AIM OF THE EXERCISE:
Copy each line that contains the string "handle", taking them from the material.

INPUT FOR THIS TASK:
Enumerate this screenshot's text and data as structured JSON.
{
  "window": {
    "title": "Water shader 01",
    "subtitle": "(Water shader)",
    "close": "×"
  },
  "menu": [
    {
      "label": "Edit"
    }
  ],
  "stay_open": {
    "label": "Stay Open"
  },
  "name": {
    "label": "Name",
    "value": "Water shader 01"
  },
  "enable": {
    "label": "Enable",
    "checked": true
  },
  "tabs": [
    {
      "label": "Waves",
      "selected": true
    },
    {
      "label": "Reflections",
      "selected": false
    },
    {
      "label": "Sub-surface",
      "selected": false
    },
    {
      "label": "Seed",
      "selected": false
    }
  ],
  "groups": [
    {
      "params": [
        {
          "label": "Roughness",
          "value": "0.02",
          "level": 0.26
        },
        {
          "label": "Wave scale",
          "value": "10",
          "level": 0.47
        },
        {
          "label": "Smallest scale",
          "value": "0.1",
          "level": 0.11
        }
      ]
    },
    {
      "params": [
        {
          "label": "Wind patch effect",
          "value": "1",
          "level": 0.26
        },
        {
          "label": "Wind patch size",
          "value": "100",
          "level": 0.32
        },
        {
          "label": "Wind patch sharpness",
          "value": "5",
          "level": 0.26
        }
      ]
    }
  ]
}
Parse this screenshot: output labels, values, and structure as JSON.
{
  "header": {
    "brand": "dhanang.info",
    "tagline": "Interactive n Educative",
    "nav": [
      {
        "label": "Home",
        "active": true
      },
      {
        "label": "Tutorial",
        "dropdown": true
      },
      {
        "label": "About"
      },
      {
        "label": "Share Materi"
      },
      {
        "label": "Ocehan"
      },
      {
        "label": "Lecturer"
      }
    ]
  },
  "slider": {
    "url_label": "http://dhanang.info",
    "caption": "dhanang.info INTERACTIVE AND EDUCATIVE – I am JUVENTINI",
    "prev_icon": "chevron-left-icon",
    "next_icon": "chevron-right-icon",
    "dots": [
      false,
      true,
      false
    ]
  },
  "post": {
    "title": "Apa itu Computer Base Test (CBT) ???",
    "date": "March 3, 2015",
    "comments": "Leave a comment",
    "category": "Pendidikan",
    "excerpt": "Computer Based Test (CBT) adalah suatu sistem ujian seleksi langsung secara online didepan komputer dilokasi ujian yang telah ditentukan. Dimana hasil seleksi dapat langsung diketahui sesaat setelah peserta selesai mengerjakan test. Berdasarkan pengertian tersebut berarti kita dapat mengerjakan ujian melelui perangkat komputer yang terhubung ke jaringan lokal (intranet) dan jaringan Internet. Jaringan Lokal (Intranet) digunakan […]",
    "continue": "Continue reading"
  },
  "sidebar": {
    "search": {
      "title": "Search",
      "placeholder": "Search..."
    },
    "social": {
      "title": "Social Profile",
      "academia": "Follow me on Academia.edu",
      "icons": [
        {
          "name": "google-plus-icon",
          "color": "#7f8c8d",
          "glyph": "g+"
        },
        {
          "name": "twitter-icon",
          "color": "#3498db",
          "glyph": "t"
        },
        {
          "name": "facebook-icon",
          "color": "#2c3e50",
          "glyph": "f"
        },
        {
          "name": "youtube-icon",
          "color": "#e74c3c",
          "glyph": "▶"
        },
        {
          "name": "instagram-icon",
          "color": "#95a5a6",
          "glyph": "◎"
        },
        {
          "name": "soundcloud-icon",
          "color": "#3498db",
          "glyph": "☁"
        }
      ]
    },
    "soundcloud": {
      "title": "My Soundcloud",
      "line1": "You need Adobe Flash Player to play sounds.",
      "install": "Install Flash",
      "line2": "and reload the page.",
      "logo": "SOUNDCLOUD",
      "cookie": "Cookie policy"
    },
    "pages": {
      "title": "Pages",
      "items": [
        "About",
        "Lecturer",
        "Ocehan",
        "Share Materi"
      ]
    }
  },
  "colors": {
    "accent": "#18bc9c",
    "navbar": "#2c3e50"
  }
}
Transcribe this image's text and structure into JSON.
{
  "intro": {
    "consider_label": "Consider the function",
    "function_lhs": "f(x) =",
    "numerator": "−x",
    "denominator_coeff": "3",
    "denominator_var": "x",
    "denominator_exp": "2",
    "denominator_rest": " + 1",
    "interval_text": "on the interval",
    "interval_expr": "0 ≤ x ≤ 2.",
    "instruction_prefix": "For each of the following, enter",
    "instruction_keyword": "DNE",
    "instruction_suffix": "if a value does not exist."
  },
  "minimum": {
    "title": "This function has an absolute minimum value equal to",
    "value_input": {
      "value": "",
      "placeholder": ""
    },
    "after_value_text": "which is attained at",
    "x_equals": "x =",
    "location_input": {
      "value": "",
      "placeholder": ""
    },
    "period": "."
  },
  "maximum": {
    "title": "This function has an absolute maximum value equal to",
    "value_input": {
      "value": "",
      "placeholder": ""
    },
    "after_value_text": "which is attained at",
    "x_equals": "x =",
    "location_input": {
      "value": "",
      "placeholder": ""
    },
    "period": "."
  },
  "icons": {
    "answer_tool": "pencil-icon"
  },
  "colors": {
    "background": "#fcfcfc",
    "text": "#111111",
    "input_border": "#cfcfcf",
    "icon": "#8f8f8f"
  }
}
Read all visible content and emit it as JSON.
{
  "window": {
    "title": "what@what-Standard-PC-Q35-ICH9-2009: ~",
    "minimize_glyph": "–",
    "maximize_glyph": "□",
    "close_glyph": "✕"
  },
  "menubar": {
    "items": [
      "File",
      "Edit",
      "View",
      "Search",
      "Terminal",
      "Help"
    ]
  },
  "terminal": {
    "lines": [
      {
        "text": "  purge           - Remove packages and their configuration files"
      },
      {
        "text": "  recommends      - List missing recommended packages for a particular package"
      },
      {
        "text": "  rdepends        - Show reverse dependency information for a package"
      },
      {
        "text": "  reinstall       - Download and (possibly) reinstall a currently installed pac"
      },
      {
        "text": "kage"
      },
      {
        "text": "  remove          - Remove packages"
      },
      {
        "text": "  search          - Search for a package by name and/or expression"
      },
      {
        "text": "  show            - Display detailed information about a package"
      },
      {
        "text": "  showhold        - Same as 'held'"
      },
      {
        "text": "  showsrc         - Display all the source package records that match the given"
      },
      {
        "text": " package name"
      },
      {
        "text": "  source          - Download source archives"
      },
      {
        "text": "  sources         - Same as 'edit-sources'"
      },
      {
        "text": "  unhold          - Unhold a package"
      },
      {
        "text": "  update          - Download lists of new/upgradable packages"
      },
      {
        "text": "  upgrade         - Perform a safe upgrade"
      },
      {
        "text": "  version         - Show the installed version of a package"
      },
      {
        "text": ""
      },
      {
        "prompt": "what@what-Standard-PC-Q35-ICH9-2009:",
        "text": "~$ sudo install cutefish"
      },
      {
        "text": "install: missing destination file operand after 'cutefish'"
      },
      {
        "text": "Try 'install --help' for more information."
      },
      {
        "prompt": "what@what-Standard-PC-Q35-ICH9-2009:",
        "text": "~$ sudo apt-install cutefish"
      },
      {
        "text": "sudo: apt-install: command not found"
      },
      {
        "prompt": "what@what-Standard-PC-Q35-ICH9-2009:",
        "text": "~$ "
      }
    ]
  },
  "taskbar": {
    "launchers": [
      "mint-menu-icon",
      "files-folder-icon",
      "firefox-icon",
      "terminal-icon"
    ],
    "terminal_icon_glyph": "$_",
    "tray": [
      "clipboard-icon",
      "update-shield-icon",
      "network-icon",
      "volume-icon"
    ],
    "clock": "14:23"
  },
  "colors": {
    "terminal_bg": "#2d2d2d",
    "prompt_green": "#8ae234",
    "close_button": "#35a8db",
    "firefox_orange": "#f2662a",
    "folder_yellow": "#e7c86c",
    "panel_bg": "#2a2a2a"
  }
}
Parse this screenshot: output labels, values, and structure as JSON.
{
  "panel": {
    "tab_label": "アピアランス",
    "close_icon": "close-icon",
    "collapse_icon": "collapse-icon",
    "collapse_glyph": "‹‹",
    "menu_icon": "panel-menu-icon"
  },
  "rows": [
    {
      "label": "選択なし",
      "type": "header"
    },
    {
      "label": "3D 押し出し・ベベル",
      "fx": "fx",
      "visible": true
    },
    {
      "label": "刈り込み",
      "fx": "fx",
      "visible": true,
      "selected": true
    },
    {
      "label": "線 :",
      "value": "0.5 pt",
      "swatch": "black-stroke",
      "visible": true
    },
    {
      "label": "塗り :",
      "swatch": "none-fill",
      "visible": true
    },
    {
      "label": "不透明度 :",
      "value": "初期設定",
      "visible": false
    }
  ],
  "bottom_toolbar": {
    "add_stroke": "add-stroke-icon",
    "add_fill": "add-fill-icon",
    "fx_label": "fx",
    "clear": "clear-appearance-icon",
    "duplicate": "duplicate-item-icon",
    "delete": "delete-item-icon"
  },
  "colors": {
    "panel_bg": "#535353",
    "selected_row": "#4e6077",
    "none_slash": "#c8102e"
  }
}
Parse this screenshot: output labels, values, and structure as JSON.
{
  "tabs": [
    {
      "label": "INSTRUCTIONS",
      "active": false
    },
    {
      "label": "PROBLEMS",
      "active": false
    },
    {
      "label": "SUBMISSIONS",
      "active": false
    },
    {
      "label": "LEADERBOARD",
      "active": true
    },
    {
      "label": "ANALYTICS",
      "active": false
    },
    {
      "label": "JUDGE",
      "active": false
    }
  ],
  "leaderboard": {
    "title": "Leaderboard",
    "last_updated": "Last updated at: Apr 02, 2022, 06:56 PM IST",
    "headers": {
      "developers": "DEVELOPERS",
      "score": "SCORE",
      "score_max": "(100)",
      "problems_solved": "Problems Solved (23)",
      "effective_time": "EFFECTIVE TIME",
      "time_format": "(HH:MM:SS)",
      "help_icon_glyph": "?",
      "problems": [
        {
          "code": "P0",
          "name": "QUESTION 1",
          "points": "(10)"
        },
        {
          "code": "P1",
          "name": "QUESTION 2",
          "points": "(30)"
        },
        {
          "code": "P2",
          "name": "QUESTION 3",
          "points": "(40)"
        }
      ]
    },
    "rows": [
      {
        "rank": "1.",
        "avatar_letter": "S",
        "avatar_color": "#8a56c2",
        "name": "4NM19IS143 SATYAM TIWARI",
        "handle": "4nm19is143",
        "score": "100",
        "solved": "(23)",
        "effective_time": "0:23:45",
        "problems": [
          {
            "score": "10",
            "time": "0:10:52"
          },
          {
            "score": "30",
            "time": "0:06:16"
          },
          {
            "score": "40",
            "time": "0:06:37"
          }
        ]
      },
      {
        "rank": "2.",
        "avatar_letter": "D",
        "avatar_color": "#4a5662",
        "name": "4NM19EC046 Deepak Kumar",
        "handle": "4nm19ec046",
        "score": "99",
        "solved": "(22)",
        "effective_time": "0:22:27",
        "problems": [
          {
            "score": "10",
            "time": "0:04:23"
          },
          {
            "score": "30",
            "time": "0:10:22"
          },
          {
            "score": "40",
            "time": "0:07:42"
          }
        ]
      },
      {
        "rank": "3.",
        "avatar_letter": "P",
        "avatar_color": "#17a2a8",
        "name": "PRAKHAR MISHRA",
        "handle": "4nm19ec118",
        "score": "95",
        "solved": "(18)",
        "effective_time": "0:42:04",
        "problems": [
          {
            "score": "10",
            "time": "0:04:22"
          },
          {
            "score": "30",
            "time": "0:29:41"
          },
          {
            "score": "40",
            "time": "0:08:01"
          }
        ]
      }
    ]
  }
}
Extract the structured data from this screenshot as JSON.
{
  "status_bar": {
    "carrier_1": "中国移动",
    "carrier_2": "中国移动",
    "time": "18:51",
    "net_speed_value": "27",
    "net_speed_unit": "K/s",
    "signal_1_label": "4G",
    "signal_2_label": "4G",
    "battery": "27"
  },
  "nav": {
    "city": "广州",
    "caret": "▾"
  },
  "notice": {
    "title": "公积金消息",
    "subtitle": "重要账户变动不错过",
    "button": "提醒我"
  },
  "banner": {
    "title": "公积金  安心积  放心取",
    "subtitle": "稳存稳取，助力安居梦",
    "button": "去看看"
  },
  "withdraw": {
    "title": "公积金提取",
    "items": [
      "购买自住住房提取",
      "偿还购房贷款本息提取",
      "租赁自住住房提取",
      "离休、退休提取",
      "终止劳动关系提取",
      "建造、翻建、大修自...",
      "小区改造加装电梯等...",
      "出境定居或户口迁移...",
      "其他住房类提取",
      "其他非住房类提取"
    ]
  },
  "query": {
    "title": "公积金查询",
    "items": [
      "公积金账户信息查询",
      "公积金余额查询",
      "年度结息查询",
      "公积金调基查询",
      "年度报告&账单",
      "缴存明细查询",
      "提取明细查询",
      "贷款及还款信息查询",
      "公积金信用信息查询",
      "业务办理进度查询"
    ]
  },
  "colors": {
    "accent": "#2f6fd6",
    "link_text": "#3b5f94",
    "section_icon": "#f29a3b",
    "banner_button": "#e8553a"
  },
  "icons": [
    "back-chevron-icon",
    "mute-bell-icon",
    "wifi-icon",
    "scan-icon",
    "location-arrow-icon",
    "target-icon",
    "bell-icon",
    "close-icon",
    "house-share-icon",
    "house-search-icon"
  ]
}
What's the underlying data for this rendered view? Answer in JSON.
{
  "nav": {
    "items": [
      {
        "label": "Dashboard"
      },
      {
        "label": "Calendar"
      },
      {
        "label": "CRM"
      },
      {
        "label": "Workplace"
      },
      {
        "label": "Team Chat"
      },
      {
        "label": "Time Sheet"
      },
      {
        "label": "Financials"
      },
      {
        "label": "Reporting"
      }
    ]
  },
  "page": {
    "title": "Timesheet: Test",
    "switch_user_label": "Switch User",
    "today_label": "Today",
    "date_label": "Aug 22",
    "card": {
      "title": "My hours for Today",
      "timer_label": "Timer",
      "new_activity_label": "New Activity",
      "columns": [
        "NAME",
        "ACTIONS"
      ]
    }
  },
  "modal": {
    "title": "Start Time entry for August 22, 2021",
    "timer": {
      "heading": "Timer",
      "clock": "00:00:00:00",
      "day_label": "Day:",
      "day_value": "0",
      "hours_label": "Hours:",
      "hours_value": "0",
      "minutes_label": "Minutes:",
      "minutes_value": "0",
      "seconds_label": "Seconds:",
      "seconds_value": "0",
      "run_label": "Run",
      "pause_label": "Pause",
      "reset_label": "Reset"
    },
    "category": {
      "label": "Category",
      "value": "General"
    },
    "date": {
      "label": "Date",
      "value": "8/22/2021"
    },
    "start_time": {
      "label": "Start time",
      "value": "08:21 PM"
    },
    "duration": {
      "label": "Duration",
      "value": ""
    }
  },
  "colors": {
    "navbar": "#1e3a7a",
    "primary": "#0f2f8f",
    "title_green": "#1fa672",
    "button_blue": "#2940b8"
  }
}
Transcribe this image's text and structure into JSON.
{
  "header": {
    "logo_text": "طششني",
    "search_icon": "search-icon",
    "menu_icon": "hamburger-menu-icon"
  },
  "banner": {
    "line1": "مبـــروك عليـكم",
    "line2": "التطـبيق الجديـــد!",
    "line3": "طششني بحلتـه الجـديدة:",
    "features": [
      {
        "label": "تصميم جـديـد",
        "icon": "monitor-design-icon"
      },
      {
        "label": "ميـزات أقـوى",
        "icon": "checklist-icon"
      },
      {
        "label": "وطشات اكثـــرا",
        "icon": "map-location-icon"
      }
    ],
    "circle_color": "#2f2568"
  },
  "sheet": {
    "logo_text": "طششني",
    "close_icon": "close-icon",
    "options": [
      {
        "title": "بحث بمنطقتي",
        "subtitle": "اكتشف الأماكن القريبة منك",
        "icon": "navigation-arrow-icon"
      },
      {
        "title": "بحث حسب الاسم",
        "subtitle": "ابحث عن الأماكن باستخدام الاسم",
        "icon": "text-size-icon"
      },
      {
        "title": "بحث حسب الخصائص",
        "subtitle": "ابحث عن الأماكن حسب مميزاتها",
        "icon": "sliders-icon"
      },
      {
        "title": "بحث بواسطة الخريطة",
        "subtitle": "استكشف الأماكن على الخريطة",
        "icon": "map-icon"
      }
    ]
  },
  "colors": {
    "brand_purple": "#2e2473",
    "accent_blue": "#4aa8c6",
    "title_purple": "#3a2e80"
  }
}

OUTPUT:
        "handle": "4nm19is143",
        "handle": "4nm19ec046",
        "handle": "4nm19ec118",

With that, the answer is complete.